Starfruit is an edible fruit that earned its name with its unusual shape, which resembles a five-pointed star when it’s sliced. Starfruit trees can actually be found in commercial nurseries and they can also be grown from fresh seed taken from a ripe fruit. A study has shown that seed-grown starfruit trees are differ from grafted types because they take longer to bear fruit and also their fruit may not be of the same quality. The ornamental value of their rosy flowers and evergreen foliage makes them worthwhile to grow them in the garden.
Seed Selection Process: Actually the ripe starfruit contains about twelve oval-shaped, about 1/4- to 1/2-inch-long seeds. It is advised to use only the healthy starfruit seeds with a dark brown, glossy seed coat for propagation. The starfruit seeds lose viability quickly, you need to plant them immediately after removing them from the fruit in other to increase your chances of success. No pretreatment or stratification is actually needed to sprout starfruit seeds, but 2- to 3-day-old seeds benefit from a twenty-four hour soak in water to revive them.
Timing Matters: This particular fruit hails from the tropics and is available in markets throughout the year. Starfruit seeds will germinate year-round, though they take only 1 week in summer and 2 to 3 weeks in winter. No matter the time of the year you can start the seeds indoors so that their germination conditions can be more easily monitored and controlled.
Sowing and Germination of Starfruit Seeds
Step one: Start by preparing a 2-inch pot with multiple drainage holes for each starfruit seed. You need to wash the pot in hot, soapy water, and then rinse it and wipe it dry.
Step two: Then fill each of the pot with a mixture of two parts vermiculite or perlite and one part sterile potting soil. Make sure you don’t compact the growing medium too much because it won’t drain properly.
Step three: Sow 1 starfruit seed in each of the pot. Place the starfruit seed on the surface of the soil.

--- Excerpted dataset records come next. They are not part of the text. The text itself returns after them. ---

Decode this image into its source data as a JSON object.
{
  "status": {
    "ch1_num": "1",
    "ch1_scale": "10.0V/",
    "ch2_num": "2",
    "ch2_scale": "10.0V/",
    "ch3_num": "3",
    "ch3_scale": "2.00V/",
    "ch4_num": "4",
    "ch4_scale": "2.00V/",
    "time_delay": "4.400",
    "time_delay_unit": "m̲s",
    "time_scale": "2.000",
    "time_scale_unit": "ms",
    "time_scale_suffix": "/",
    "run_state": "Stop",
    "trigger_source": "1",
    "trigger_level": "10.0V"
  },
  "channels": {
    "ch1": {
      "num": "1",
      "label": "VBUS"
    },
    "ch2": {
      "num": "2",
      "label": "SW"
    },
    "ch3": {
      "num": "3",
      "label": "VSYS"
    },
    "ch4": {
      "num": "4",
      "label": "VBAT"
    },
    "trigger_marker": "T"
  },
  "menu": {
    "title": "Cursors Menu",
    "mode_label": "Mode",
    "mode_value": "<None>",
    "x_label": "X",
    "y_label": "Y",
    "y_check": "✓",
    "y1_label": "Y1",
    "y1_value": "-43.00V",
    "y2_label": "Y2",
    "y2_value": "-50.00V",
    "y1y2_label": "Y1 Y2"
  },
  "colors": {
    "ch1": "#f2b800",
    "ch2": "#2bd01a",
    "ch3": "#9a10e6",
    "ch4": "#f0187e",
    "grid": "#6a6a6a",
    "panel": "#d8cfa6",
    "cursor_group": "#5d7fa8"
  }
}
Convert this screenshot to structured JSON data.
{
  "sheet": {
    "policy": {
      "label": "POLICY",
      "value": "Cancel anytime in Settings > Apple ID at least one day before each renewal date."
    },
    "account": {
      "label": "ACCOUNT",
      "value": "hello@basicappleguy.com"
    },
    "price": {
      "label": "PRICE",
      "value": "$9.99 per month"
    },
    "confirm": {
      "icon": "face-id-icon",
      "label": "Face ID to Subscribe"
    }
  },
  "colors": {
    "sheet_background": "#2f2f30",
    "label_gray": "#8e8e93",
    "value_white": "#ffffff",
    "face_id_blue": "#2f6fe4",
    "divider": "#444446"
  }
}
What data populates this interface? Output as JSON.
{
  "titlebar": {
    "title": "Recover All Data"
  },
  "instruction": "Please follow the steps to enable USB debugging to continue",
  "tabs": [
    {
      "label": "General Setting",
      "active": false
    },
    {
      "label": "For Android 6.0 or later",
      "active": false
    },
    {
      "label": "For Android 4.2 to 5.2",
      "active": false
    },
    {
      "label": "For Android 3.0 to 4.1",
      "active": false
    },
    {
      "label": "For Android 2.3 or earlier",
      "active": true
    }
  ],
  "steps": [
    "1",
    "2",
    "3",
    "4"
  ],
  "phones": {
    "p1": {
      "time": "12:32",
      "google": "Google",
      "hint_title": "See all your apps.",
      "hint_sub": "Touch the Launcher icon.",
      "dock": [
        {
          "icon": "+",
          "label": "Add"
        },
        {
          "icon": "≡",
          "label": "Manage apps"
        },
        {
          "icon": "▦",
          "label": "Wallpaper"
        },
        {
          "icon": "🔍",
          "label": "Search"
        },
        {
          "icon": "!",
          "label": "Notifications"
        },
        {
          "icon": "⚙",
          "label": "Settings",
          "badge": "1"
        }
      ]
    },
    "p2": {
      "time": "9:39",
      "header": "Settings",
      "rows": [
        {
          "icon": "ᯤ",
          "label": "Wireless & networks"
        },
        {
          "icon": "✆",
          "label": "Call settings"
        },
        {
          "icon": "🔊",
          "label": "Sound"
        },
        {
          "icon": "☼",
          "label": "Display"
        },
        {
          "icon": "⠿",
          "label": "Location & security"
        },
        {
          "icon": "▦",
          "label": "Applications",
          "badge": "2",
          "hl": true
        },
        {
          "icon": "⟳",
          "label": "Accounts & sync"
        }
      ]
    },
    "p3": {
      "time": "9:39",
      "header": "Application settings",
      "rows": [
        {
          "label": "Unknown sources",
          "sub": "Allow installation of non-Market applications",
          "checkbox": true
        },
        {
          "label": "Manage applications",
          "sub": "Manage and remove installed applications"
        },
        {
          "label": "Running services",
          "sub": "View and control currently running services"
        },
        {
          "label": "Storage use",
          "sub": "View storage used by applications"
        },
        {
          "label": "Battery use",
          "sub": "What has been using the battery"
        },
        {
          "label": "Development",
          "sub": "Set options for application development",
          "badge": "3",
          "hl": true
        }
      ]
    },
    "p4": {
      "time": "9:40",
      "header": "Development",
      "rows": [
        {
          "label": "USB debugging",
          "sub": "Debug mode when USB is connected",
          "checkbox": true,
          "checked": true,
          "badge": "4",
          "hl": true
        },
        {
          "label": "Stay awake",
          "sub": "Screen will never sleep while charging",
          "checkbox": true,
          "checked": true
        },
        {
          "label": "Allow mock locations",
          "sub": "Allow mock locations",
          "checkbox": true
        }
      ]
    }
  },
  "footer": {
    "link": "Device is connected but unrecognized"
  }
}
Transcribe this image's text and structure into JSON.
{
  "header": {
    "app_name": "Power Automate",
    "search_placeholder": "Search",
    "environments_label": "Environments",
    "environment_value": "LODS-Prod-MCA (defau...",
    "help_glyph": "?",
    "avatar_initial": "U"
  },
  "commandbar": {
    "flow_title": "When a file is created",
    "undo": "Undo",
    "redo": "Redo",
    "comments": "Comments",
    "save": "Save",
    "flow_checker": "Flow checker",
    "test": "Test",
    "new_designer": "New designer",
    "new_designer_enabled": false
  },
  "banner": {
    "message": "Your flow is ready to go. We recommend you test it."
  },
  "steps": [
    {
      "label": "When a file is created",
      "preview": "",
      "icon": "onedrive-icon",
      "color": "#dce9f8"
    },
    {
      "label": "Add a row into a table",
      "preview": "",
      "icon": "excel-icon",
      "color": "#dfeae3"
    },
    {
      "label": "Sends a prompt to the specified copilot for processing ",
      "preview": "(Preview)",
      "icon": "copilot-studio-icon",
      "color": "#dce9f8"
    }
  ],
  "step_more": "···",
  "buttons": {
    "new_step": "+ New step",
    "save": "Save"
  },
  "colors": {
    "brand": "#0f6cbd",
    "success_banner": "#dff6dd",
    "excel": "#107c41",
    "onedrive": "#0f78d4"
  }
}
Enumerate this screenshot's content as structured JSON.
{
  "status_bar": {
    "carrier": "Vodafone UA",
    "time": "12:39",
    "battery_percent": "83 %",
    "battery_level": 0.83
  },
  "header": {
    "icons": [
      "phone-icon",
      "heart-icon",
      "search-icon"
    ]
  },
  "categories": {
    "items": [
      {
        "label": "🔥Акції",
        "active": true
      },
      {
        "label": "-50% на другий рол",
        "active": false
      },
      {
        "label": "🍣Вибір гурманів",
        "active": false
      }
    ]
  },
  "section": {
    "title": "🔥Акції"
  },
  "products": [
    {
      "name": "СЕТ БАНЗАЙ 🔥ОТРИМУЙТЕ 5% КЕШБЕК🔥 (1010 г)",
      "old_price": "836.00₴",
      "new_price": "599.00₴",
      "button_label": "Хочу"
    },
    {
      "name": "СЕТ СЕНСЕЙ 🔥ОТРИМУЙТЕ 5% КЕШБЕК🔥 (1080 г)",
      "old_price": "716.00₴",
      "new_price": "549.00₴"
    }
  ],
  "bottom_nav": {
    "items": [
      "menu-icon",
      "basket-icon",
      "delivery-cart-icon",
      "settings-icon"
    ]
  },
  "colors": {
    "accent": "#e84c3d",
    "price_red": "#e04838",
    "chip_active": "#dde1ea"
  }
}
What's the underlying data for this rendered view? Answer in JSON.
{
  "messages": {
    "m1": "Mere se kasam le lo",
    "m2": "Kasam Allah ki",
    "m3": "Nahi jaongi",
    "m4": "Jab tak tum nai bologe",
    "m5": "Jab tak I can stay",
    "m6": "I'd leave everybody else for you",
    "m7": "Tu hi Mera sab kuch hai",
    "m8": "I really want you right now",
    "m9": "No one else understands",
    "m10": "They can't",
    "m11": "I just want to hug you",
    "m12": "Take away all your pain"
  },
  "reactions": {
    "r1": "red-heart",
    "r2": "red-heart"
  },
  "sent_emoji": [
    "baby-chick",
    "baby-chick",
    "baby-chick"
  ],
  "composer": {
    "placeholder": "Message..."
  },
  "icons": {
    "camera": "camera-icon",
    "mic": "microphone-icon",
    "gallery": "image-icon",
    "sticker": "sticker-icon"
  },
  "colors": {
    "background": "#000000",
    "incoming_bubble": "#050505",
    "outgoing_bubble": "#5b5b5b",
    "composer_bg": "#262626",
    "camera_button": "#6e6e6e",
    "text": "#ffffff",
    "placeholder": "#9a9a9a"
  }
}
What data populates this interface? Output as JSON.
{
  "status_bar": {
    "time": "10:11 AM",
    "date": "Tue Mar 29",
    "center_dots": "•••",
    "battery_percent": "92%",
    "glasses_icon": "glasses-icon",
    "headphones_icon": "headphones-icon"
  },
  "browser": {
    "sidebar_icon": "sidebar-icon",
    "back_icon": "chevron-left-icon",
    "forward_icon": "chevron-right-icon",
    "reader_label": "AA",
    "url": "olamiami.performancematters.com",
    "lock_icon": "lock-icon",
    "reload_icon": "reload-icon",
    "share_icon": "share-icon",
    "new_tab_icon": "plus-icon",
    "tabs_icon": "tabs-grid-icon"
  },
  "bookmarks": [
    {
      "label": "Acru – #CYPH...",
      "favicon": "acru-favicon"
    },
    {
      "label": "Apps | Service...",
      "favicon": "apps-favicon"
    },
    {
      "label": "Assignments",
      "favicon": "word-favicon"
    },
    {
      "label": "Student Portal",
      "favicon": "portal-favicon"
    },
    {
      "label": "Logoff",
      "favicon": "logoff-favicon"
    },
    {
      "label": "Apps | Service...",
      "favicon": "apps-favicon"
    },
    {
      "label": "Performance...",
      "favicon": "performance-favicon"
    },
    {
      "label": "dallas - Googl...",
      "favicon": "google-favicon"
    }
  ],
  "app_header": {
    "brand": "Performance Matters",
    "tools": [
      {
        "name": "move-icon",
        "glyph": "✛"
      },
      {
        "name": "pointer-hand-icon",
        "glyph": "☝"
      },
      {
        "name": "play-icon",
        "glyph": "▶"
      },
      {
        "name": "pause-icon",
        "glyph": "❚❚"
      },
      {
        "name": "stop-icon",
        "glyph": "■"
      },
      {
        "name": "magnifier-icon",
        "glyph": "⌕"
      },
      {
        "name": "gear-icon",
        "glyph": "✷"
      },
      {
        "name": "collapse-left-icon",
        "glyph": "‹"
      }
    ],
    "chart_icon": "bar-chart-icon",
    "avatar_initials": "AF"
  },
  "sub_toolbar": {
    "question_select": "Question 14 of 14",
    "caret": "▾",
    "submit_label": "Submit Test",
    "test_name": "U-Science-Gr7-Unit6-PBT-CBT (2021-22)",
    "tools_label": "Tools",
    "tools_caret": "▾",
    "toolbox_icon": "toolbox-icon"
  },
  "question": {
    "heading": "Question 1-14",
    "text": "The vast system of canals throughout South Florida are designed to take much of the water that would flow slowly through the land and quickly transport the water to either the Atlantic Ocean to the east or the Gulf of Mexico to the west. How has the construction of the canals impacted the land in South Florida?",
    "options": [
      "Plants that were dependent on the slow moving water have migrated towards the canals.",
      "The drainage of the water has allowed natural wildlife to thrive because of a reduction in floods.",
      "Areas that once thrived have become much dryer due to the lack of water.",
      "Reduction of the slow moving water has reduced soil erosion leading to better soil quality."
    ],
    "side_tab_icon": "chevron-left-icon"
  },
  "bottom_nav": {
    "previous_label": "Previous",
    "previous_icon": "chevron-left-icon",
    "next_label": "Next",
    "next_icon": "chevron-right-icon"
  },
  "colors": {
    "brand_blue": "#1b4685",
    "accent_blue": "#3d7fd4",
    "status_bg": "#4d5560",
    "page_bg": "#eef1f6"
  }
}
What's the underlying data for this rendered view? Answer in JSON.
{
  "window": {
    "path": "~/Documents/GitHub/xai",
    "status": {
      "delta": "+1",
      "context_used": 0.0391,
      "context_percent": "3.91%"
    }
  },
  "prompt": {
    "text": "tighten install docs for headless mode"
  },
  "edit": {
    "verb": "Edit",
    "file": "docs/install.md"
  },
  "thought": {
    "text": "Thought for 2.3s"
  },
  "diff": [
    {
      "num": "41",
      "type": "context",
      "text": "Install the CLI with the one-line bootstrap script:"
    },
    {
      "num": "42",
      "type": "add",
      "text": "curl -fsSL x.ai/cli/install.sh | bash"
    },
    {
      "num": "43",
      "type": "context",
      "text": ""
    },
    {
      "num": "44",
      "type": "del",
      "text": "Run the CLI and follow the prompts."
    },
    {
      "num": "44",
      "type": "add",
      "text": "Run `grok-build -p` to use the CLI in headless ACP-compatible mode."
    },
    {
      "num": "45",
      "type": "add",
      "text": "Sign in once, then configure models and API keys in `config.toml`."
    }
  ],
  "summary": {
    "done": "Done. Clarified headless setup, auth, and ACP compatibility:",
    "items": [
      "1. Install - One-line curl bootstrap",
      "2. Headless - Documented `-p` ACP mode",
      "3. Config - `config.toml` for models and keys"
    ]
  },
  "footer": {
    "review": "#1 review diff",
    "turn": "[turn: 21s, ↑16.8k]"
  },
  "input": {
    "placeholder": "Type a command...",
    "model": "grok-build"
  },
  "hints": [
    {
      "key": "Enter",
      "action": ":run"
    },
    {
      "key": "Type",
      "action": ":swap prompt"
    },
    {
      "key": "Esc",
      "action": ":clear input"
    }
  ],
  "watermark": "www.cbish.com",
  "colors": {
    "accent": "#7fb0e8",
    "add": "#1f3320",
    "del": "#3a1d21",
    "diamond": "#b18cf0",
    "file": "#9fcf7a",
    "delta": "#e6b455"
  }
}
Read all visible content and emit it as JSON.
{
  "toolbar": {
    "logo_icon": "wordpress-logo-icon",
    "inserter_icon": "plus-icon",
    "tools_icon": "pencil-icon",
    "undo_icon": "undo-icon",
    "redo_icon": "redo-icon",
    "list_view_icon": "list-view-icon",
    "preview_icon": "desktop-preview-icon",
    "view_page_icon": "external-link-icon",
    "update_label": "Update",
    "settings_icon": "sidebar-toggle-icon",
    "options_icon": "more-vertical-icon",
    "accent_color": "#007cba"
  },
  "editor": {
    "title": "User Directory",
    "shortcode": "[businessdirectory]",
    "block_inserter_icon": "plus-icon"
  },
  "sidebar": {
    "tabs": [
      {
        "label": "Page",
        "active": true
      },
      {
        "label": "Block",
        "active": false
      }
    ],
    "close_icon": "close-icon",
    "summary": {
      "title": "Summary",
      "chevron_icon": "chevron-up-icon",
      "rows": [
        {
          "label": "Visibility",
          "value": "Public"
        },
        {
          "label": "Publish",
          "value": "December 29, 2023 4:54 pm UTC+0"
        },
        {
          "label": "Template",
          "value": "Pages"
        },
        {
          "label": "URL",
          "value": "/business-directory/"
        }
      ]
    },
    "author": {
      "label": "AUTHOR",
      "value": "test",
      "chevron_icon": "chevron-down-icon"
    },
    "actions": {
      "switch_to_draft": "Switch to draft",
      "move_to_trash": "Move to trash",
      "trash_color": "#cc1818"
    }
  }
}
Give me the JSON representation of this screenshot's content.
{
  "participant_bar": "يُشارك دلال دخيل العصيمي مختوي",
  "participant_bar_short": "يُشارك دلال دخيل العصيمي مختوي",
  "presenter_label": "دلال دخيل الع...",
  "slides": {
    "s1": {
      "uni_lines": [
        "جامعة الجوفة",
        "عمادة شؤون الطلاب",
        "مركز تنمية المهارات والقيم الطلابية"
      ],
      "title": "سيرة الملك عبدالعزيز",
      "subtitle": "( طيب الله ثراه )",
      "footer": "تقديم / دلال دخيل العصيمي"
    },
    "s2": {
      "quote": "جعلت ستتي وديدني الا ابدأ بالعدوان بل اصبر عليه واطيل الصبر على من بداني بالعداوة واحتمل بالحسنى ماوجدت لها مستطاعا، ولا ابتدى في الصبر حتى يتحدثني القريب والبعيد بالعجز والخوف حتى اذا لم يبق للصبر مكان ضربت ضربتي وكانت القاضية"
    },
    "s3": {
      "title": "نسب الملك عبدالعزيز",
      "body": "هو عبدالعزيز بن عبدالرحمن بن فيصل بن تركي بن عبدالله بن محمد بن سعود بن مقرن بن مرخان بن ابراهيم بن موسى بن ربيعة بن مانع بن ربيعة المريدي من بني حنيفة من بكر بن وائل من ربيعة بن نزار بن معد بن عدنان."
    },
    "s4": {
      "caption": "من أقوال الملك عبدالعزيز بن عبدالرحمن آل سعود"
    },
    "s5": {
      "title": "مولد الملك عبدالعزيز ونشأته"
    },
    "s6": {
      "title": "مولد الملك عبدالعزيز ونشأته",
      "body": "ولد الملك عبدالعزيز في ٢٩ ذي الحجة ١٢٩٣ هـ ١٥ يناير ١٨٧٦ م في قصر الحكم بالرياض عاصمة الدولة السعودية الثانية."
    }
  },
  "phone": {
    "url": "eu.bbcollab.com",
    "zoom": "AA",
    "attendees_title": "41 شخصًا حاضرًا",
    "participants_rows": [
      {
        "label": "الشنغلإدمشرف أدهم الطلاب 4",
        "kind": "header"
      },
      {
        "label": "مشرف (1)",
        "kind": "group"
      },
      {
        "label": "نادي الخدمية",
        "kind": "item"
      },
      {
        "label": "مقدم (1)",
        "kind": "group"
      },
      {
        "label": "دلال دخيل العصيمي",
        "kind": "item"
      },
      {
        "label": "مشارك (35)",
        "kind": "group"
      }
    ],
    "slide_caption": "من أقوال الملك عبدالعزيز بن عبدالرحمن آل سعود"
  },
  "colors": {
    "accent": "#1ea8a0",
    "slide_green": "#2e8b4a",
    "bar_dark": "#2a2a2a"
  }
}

You can spread a very thin layer of medium over the starfruit seed, and then tamp it down lightly to increase contact. Make sure you don’t cover the starfruit seeds with a thick layer of medium; the starfruit seed should be visible beneath the medium, but still covered.
Step four: You need to set the pot on a propagation mat or on top of the refrigerator — anywhere where temperatures actually stay above seventy degrees Fahrenheit. Drape a sheet of plastic wrap loosely over the pot to hold in humidity. Make sure you don’t seal the edges, and don’t place the pot in direct sunlight.
Step five: Make sure you always lift the plastic wrap every day and check the moisture level in the growing medium. You can water with a spray bottle if it feels almost dry on the surface, and then put the plastic wrap back in place. Try and avoid overwatering and don’t pour water into the pots because a strong stream can dislodge the starfruit seeds.
Step six: Watch for sprouts in 1 to 2 weeks, though depending on the season. If the seedlings do not emerge after 3 weeks, the starfruit seeds are probably dead and need to be discarded.
Step seven: Remove the plastic wrap and then move the starfruit seedlings to a room with south-west or east-facing windows where temperatures stay above fifty- five degrees Fahrenheit.
Starfruit Care Tips
Actually Starfruit seedlings grow rapidly and they need to be transplanted into gallon a container that is filled with sandy, loam-based potting soil as soon as they produce 2 or more sets of leaves.
Water requirement: Make sure you water deeply when the soil surface looks dry, avoid letting them wilt.
Fertilizer requirement: This fruit trees are moderately heavy feeders. You need to water them weekly with 1/2 teaspoon of 15-15-15 fertilizer diluted in a gallon of water.
You can grow them indoors near a south-facing window, or you can easily move them outdoors to a bright, sheltered location. Starfruit trees will only grow outdoors year-round in USDA plant hardiness zones ten to twelve, nevertheless they can be grown outdoors during the summer months outside their range and moved indoors during the winter. You can grow them in their container for at least 2 full seasons, then plant in the ground in spring after the soil has warmed above seventy degrees Fahrenheit.